Costner v. URS Consultants, Inc.
Citation: 28 ELR 21493
No. 97-4310, 153 F.3d 667/47 ERC 1129/(8th Cir., 08/17/1998)
The court affirms in part and reverses in part a district court decision holding that environmental groups could bring False Claims Act (FCA) claims against contractors at a Superfund site in Arkansas. In a qui tam action brought on behalf of the United States, environmental groups allege that the contractors engaged in a pattern of knowingly submitting false claims for payments of funds under their contracts to perform hazardous waste treatment and disposal services at the site. The court first holds that the claims are not precluded on grounds of res judicata and are sufficient to survive a motion to dismiss on jurisdictional grounds. The environmental groups' previous litigation against the contractors was an effort to prevent perceived harm to the environment and public health by seeking enforcement of state and federal environmental regulations and an injunction against waste incineration at the site. In this case, the wrong the groups seek to redress is the alleged submission of false claims for the payment of funds, a claim based on economic injury to the federal government. Although both claims have their genesis in the site cleanup, they are independent of each other and seek to redress different injuries resulting from distinct conduct.
The court next holds that the groups' present suit does not constitute a Comprehensive Environmental Response, Compensation, and Liability Act § 113(h)-barred challenge to remedial action at the site. The groups seek neither review of nor injunction against any remedial activity on the site. Instead, they allege fraud and seek civil penalties on behalf of the United States. Resolution of this suit in the groups' favor would not involve altering the terms of the cleanup order, but would result only in financial penalties for alleged fraud regarding payments sought and received for past completed work. Thus, the complaint does not seek to interfere with the remediation process ongoing at the site, nor is the suit directly related to the goals of the cleanup itself. The court also holds that the present claim is not barred by FCA § 3730(e)(3). The present allegations have never before been the subject of an FCA suit or any other suit or proceeding brought by the government or anyone else. Because this case is seeking to remedy fraud that the government has not yet attempted to remedy, it is, as a threshold matter, wholly unlike that which Congress sought to preclude by enacting § 3730(e)(3).

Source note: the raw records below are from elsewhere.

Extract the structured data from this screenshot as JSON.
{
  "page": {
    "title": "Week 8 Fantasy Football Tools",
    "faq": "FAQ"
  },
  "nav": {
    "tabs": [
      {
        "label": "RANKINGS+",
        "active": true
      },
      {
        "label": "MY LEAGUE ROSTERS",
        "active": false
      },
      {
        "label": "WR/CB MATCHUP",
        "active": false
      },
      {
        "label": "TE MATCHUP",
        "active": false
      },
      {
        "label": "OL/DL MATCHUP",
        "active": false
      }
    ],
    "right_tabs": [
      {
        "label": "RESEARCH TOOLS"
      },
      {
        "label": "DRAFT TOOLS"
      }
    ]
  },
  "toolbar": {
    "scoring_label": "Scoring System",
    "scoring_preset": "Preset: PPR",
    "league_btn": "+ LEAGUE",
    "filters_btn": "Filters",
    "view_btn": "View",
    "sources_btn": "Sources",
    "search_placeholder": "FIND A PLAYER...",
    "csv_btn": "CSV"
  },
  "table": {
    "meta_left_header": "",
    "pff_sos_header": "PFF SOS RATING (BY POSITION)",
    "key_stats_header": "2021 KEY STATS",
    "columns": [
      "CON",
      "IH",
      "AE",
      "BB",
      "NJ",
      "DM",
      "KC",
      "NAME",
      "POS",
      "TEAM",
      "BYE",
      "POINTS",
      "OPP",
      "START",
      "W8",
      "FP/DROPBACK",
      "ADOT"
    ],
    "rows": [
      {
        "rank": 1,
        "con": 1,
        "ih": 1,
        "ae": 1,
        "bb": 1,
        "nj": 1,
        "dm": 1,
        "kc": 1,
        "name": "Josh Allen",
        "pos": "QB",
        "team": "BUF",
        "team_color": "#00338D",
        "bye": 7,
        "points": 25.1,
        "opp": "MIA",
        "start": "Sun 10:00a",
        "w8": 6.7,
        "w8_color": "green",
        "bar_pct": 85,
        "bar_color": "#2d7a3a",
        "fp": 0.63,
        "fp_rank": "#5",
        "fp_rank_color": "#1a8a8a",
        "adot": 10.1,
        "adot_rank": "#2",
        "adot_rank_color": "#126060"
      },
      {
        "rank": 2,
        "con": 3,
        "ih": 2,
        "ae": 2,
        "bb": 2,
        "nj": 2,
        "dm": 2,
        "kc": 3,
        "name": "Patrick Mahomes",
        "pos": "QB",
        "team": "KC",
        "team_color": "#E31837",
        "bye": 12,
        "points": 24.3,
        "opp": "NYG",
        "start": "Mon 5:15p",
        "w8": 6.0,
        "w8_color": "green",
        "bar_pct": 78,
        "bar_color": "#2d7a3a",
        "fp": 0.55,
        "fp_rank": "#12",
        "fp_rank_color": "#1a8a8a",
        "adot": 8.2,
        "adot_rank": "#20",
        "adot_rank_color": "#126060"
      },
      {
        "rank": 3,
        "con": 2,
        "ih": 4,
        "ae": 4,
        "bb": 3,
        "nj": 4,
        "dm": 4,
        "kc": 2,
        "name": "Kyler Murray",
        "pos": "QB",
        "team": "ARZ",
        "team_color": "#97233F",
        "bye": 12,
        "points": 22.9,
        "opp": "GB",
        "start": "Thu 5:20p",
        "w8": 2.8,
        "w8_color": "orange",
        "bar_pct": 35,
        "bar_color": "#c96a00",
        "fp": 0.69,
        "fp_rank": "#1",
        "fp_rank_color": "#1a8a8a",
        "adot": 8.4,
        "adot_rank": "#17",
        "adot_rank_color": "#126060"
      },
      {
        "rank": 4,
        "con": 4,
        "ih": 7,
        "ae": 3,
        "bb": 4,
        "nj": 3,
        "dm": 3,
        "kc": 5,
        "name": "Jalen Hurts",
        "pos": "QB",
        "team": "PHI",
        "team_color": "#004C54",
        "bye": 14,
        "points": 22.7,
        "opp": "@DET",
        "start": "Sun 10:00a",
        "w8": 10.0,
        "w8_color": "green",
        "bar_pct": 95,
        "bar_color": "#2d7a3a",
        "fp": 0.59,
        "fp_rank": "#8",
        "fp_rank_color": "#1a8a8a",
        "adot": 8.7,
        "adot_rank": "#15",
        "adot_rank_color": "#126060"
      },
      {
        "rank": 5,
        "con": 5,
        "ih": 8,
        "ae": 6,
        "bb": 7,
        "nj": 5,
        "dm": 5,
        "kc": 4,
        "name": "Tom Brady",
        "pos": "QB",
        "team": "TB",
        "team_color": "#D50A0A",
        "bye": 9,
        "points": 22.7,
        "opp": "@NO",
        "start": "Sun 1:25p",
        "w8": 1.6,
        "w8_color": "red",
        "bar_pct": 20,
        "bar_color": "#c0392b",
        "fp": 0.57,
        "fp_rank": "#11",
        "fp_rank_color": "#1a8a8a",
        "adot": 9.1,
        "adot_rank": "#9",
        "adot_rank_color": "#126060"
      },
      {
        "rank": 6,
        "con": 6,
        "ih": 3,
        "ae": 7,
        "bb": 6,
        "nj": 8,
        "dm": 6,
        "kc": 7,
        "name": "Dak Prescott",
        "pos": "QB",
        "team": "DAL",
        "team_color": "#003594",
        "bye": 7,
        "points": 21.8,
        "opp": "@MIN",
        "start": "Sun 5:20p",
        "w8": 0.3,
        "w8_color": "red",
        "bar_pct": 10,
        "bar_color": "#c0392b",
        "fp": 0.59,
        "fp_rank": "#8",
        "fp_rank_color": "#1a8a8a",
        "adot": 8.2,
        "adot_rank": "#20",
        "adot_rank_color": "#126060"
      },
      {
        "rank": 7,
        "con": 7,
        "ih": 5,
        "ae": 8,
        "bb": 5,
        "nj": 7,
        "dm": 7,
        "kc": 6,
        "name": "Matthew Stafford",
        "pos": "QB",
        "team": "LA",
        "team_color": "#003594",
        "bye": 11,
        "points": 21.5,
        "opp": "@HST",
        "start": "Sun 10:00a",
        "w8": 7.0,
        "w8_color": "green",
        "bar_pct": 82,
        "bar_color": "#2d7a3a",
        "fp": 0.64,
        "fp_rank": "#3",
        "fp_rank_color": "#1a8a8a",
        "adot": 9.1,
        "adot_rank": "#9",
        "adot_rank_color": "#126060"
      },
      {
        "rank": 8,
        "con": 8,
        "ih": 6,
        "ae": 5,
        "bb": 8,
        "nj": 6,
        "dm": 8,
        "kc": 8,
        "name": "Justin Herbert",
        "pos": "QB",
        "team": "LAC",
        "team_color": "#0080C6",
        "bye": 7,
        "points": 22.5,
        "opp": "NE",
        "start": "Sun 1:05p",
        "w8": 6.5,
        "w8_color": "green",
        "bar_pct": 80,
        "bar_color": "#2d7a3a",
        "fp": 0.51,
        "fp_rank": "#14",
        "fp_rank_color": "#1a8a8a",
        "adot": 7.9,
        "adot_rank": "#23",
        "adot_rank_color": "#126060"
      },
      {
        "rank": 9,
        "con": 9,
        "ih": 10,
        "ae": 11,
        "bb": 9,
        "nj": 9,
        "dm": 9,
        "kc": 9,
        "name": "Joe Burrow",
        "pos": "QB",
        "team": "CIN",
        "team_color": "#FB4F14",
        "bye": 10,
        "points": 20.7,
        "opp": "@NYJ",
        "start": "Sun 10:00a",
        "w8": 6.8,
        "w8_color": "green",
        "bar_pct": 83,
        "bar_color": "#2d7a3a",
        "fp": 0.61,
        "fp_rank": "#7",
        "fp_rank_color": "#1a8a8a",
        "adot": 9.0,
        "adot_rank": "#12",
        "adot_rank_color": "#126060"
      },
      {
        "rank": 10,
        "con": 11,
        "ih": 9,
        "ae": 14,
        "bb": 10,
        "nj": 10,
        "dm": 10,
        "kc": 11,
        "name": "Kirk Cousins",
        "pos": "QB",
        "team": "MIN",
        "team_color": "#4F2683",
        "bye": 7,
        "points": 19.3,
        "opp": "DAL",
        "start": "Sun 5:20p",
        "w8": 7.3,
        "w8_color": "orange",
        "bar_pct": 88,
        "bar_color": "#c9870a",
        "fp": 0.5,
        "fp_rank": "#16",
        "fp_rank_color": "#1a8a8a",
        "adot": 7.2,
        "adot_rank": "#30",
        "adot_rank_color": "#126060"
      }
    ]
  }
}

The court then holds that the district court erred in denying the contractors' motions to dismiss the groups' complaint to the extent that it alleged the knowing submission of false claims for payment from a private trust fund underwritten by the site owner. Only those actions by the claimant that have the purpose and effect of causing the United States to pay out money it is not obligated to pay, or those actions that intentionally deprive the United States of money it is lawfully due, are properly considered claims within the meaning of the FCA. None of the money in the private trust fund, long since depleted, was provided by the United States. Any allegedly false claims for payment made by the contractors to the private trust fund had no nexus to the United States. Thus, the FCA has no application in such circumstances. Last, the court holds that the district court did not err in denying defendants' motions to dismiss to the extent that the groups alleged the knowing submission of false claims for payment to the U.S. Environmental Protection Agency from the federal Superfund.
[Decisions related to this litigation are published at 23 ELR 20807 and 21280.]
Counsel for Plaintiffs
Law Offices of Gregory Ferguson
600 W. 4th St., N. Little Rock AR 72114
Counsel for Defendants
Patton & Boggs
2550 M St. NW, Washington DC 20037
Before Murphy and Doty,1 JJ.